**Task**
Each line below that carries the string "test" must appear in the answer.
BEGIN Data supplied
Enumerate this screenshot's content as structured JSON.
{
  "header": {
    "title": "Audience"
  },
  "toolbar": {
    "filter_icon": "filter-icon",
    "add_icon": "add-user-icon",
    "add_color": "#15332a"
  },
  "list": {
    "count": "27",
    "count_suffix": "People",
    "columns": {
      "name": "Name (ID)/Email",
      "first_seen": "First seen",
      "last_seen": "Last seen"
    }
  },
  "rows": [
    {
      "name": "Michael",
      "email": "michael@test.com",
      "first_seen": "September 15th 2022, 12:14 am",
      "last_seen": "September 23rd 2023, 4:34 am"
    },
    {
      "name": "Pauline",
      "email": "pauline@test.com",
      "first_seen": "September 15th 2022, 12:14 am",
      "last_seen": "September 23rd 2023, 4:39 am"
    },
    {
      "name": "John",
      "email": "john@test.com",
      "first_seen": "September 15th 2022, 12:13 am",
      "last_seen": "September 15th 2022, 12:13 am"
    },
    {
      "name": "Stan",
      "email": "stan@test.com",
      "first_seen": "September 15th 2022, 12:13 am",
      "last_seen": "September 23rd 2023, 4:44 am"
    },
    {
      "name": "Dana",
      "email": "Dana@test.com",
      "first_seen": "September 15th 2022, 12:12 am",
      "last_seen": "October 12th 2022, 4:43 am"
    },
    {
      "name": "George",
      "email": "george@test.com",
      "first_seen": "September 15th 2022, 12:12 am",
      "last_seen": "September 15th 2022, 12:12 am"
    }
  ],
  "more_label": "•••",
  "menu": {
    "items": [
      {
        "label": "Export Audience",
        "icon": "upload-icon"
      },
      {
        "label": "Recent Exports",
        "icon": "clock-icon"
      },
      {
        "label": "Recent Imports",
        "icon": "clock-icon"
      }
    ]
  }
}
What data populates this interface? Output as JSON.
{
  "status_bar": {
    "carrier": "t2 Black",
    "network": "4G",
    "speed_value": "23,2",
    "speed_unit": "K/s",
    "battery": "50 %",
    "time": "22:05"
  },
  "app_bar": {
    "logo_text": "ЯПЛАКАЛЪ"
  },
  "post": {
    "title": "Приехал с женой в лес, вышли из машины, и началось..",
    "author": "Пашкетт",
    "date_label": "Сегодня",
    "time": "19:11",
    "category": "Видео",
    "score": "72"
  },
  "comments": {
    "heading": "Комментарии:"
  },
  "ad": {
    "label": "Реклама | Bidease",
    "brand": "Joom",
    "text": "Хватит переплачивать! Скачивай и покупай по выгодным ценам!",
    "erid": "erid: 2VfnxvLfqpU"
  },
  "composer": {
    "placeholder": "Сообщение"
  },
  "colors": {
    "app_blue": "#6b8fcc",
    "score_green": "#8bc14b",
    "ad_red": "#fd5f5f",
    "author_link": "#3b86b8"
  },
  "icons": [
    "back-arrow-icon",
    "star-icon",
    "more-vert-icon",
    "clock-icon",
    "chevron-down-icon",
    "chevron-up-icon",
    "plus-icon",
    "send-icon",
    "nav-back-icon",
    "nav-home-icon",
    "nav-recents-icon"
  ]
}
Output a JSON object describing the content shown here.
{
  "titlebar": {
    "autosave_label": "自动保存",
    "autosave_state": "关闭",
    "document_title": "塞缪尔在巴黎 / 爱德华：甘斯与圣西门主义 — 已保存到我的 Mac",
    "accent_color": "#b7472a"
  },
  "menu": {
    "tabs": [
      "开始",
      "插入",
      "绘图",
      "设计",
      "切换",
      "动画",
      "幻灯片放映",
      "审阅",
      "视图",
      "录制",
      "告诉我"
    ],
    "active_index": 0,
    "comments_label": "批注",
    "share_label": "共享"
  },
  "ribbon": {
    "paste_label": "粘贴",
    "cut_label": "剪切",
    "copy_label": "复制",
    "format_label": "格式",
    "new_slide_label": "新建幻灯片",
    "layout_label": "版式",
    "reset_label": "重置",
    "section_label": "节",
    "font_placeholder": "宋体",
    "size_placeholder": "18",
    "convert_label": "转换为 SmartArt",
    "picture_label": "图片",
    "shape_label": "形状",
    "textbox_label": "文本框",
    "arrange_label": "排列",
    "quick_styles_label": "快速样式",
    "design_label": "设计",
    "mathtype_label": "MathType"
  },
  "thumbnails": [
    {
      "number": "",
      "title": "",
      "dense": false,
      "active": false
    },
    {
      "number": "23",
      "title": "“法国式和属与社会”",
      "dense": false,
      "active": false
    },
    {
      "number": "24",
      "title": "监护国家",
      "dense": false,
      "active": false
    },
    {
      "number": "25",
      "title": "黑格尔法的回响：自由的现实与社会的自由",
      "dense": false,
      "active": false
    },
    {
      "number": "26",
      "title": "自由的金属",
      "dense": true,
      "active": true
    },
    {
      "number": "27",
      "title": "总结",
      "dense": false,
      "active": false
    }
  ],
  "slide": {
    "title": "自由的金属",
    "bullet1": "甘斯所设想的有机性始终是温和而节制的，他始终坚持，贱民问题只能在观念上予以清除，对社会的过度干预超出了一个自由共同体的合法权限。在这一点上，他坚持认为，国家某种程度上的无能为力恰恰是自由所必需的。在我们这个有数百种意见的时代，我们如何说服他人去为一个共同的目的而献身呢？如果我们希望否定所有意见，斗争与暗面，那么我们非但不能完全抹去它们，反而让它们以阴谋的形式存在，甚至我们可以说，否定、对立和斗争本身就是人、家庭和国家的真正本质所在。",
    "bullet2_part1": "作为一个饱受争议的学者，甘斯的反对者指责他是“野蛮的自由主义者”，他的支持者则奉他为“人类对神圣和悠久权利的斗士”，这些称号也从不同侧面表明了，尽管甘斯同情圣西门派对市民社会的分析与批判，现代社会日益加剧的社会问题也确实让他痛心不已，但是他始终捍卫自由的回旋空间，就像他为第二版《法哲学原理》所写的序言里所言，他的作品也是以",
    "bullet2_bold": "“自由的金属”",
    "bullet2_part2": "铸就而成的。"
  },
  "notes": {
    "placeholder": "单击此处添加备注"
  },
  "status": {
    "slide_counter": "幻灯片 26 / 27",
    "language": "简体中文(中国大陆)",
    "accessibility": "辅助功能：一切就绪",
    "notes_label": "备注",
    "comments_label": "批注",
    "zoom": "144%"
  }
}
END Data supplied
**Solution to the problem**
      "email": "michael@test.com",
      "email": "pauline@test.com",
      "email": "john@test.com",
      "email": "stan@test.com",
      "email": "Dana@test.com",
      "email": "george@test.com",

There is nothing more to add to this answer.